Previous versions of Dirty Dancing pale into insignificance compared to this brand new production currently touring the UK, and as I write this news is breaking that the show is to receive a limited run in the West End this Christmas. Sporting a brand new substantial and cleverly designed set by Roberto Comotti Dirty Dancing looks every inch a West End quality show.
Based on the 1987 film of the same name, Dirty Dancing the musical is a classic story of 17 year old Frances ‘Baby’ Houseman (Katie Hartland) who goes on holiday to New York’s Catskill Mountains during the summer of 1963. Whilst there with her family, Baby happens upon an all-night dance party at her holiday resort. She observes the raunchy moves as well as noticing Johnny Castle (Lewis Griffiths), the resort dance instructor. Dirty Dancing sees Baby embark on a journey that teaches her a lot more than a few dance moves.
Not surprisingly, where this show has the WOW factor is in its choreography from Gillian Bruce. Throughout it is utterly faultless whilst being mesmerisingly intricate in detail. Aside from Hartland and Griffiths, Carlie Milner as Penny Johnson shines early on before becoming unable to dance after falling pregnant.
Jo Servi, Michael Kent and Daniela Pobega provide vocals as the story progresses at a fast pace. The music throughout the show is a mixture of a live band and pre recorded hits from the 1960’s which works well and culminates in the iconic (I’ve Had) The Time Of My Life which is without question the anthem of this show.
As mentioned earlier the set for this show is substantial and cleverly designed. Revolving pieces create the myriad of scenes required with ease and match the fast paced story. My only slight issue was that the execution of some scene transitions tonight looked rather clunky, possible first night nerves in a new venue to blame but for me it was slightly distracting.
Hartland and Griffiths as Baby and Johnny shine the brightest in this production. Hartland’s transition through her dance lessons from Johnny are a joy to watch, cleverly staged and serenely comedic. Griffiths is possibly the ultimate Johnny Castle, Swayze aside, he oozes the confidence and sexuality the role requires, and also a little bit cheeky!
A packed audience from the first bar of the overture made it clear that this show is loved by the masses and looking at the box office for the rest of the week you will need to be quick to catch the show on this its latest visit to Manchester. You will have the time of your life!

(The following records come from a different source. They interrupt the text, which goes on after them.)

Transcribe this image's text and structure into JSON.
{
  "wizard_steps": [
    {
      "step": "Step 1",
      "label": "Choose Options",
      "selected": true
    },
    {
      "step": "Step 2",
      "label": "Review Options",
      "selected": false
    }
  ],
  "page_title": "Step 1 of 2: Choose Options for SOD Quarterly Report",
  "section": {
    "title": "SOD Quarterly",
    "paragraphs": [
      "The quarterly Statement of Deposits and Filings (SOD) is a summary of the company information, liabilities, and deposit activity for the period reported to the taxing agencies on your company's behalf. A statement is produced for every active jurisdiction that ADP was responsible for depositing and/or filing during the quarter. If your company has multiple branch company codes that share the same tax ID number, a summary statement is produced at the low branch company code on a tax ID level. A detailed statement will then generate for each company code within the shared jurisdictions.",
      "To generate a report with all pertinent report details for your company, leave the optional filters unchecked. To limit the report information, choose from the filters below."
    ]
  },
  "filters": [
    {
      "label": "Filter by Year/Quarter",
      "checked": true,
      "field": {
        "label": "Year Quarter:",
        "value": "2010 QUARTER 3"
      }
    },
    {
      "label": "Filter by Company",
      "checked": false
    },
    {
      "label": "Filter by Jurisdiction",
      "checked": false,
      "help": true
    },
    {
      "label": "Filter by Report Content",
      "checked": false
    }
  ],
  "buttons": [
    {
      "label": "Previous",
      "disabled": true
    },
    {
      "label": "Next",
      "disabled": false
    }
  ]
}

Reviewer: Paul Downham
Reviewed: 10th October 2016
North West End Rating: ★★★★